Hello World. My name's Scott Wesley and I'm a Oracle Database Consultant & Trainer with Sage Computing Services. We're based in Perth, Australia - the most isolated capital in the world.

I'm a huge fan of most things PL/SQL, involved in ETL, Forms & Apex projects. I'm a frequent contributer to the Australian Oracle User Group and enjoy presenting on niche topics. My past presentations are coalesced here.

My aim with this blog is to become more involved in our Oracle Community, and share various snippets I encounter day-to-day and have stored in my back catalogue of randomness. No doubt I'll want to share my perspective on various Oracle news and I'll have the occasional insight and will to post something larger.
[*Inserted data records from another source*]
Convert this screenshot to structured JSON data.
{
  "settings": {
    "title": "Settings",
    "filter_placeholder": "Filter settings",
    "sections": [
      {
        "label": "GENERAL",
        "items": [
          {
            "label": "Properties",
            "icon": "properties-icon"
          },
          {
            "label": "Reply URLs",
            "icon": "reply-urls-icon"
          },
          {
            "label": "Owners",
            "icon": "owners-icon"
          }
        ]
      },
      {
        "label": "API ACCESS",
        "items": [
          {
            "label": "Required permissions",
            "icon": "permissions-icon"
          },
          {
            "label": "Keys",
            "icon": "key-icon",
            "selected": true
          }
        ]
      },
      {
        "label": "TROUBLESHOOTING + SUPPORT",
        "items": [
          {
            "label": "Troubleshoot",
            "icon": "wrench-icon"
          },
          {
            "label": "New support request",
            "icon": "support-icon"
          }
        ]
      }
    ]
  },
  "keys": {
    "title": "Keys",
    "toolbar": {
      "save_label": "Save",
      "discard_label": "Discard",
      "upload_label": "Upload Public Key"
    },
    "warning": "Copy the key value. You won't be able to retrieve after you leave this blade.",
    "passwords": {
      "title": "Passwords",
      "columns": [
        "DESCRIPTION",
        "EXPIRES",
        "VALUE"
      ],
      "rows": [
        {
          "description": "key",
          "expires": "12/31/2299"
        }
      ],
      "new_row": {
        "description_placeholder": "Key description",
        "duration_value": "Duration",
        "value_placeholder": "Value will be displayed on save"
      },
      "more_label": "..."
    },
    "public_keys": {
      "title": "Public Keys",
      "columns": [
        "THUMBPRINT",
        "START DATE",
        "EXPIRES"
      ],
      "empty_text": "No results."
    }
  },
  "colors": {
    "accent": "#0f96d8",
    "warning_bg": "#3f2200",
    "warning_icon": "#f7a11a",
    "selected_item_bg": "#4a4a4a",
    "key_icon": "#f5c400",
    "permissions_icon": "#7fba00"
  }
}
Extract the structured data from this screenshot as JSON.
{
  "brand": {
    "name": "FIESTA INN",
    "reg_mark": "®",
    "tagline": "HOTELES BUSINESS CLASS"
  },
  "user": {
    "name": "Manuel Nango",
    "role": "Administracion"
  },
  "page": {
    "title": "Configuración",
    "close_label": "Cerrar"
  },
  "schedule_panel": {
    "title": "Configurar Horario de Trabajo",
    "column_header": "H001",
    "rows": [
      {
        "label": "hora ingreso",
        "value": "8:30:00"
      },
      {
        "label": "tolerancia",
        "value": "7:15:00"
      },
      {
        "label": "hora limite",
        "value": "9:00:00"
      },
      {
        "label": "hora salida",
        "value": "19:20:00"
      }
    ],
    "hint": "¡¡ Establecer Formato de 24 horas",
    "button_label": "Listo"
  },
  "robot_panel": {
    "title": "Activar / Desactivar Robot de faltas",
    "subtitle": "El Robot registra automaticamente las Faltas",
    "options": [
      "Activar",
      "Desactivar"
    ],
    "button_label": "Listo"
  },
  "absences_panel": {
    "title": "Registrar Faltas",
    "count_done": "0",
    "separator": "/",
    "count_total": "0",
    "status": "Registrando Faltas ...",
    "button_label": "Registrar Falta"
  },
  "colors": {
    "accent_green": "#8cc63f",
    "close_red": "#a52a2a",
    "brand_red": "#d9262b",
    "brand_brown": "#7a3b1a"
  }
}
When deciding on a name for this blog I had a few choices:
  • Use my own name - for some people I think that works rather well. Some people gathered some form of identity before they started blogging, so their name can become similar to a brand.
  • Refer to an Oracle product - I didn't want to pin myself to one particular product. While I consider myself a PL/SQL developer, I also use Forms, Apex etc. Over time all of us might migrate into other product lines. If I so chose to rabble about something Oracle, I wouldn't feel out of place.
  • Do something else - I like to be different. There are some successful blogs out there (Oracle and otherwise) whose name doesn't obviously reflect the content involved.

I chose Triangle Circle Square because I can reflect on my training in budo. When you meet some form of adversary, we need to confront them in a strong triangular stance. For many techniques we'd pivot around in some form of circular movement then finish in a strong squatting stance that whose posture resembles a square.

Triangle - beginning of all forms; Circle - infinite; Square - 10000 things / the Universe. Read from right to left we start with the infinite basis of everything; the triangle as the beginning of some tangible form; then the triangle doubled into a square. This overlaps to infinity.

In the Oracle world we meet a problem. This always contributes to the learning process. Regardless of whether it's a problem we've faced before, or a new challenge - it will contribute to our ongoing learning process. Strengthening good paths, weakening poor ones. This is my triangle.

We then need to define a solution. Awareness is important - where to look for documentation, who to ask, what knowledge to reference. Iteration always helps to refine this solution. This is my circle.

Then of course we need to finish the job, and do it in an efficient manner. I'm always keen to apply all the little techniques I'm familiar with to ensure my code is as efficient as I can make it. Small things alone don't make your software fast, but lots of small things added together save you a tuning headache later on. This is my square.

The artwork in the heading of my blog is from a painting by a fellow who lived on the island known as Japan in the 18th century. Much can be interpreted from this philosopher's doodling - the rough English translation of this painting is "Universe". David Suzuki comments on it well, but many like to contemplate for themselves and build their own interpretation.

By three methods we may learn wisdom: First, by reflection, which is noblest; Second, by imitation, which is easiest; and third by experience, which is the bitterest.
- Confucious